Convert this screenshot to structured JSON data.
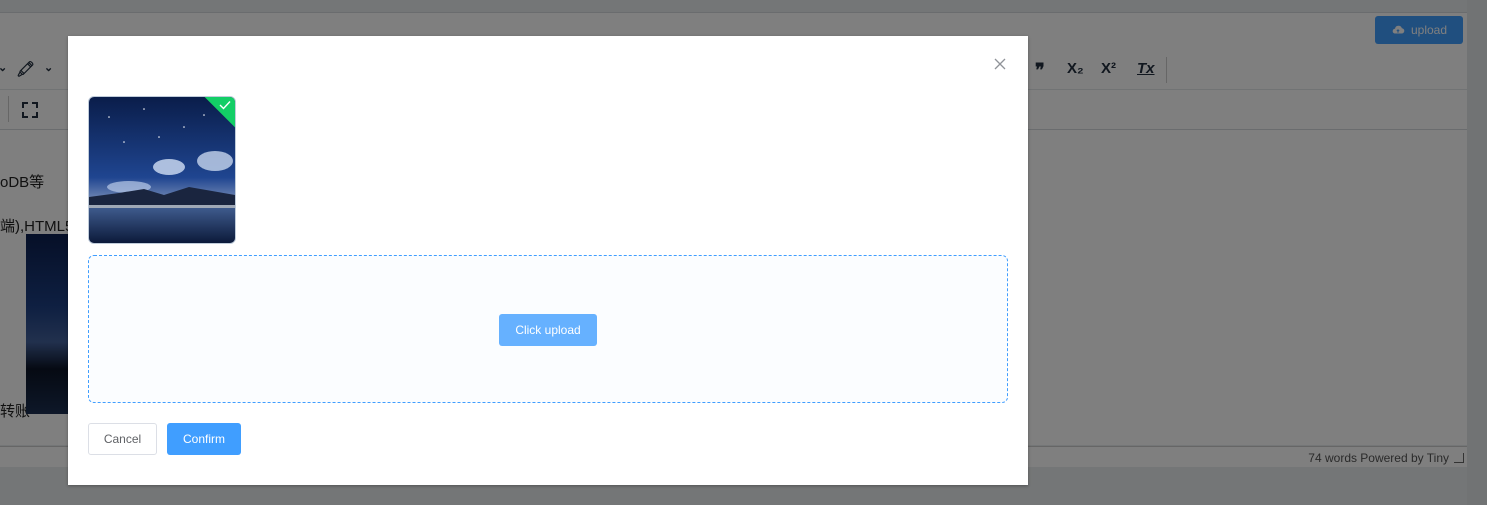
{
  "editor": {
    "upload_button": "upload",
    "toolbar_row1_icons": [
      "chevron-down-icon",
      "highlight-icon",
      "chevron-down-icon",
      "blockquote-icon",
      "subscript-icon",
      "superscript-icon",
      "clear-format-icon"
    ],
    "toolbar_row2_icons": [
      "fullscreen-icon"
    ],
    "subscript_label": "X₂",
    "superscript_label": "X²",
    "blockquote_label": "❞",
    "clear_format_label": "Tx",
    "content_lines": [
      "oDB等",
      "端),HTML5",
      "转账"
    ],
    "status_words": "74 words",
    "status_powered": "Powered by Tiny"
  },
  "dialog": {
    "close_icon": "close-icon",
    "thumbnail": {
      "status": "success",
      "icon": "check-icon",
      "accent": "#13ce66"
    },
    "dropzone": {
      "button_label": "Click upload"
    },
    "cancel_label": "Cancel",
    "confirm_label": "Confirm"
  },
  "colors": {
    "primary": "#409eff",
    "primary_light": "#66b1ff",
    "success": "#13ce66"
  }
}
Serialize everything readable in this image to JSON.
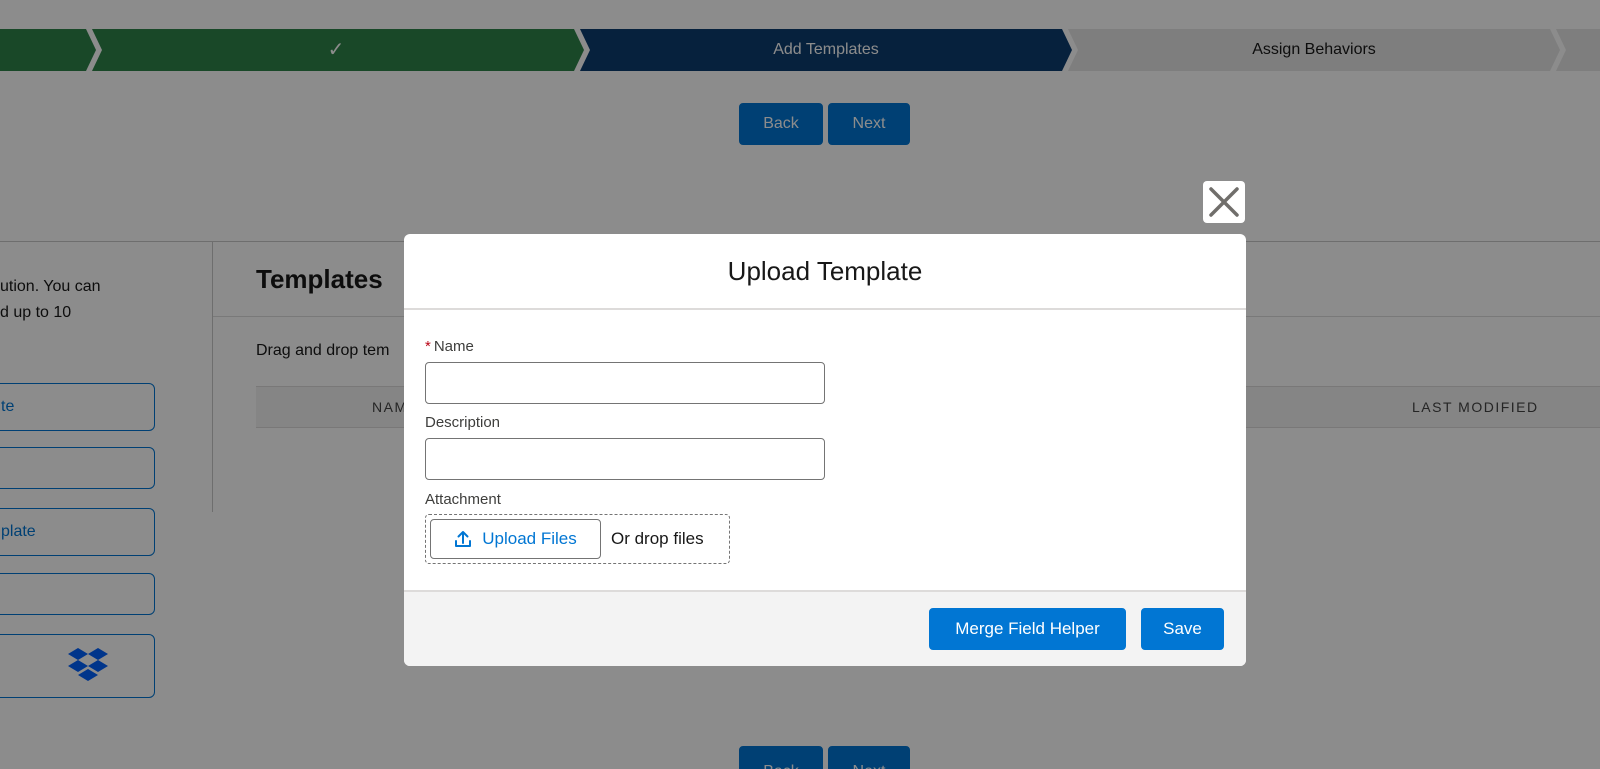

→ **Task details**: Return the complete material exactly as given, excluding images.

→ **Exercise answer**:
Convert this screenshot to structured JSON data.
{
  "editor": {
    "upload_button": "upload",
    "toolbar_row1_icons": [
      "chevron-down-icon",
      "highlight-icon",
      "chevron-down-icon",
      "blockquote-icon",
      "subscript-icon",
      "superscript-icon",
      "clear-format-icon"
    ],
    "toolbar_row2_icons": [
      "fullscreen-icon"
    ],
    "subscript_label": "X₂",
    "superscript_label": "X²",
    "blockquote_label": "❞",
    "clear_format_label": "Tx",
    "content_lines": [
      "oDB等",
      "端),HTML5",
      "转账"
    ],
    "status_words": "74 words",
    "status_powered": "Powered by Tiny"
  },
  "dialog": {
    "close_icon": "close-icon",
    "thumbnail": {
      "status": "success",
      "icon": "check-icon",
      "accent": "#13ce66"
    },
    "dropzone": {
      "button_label": "Click upload"
    },
    "cancel_label": "Cancel",
    "confirm_label": "Confirm"
  },
  "colors": {
    "primary": "#409eff",
    "primary_light": "#66b1ff",
    "success": "#13ce66"
  }
}
Serialize everything readable in this image to JSON.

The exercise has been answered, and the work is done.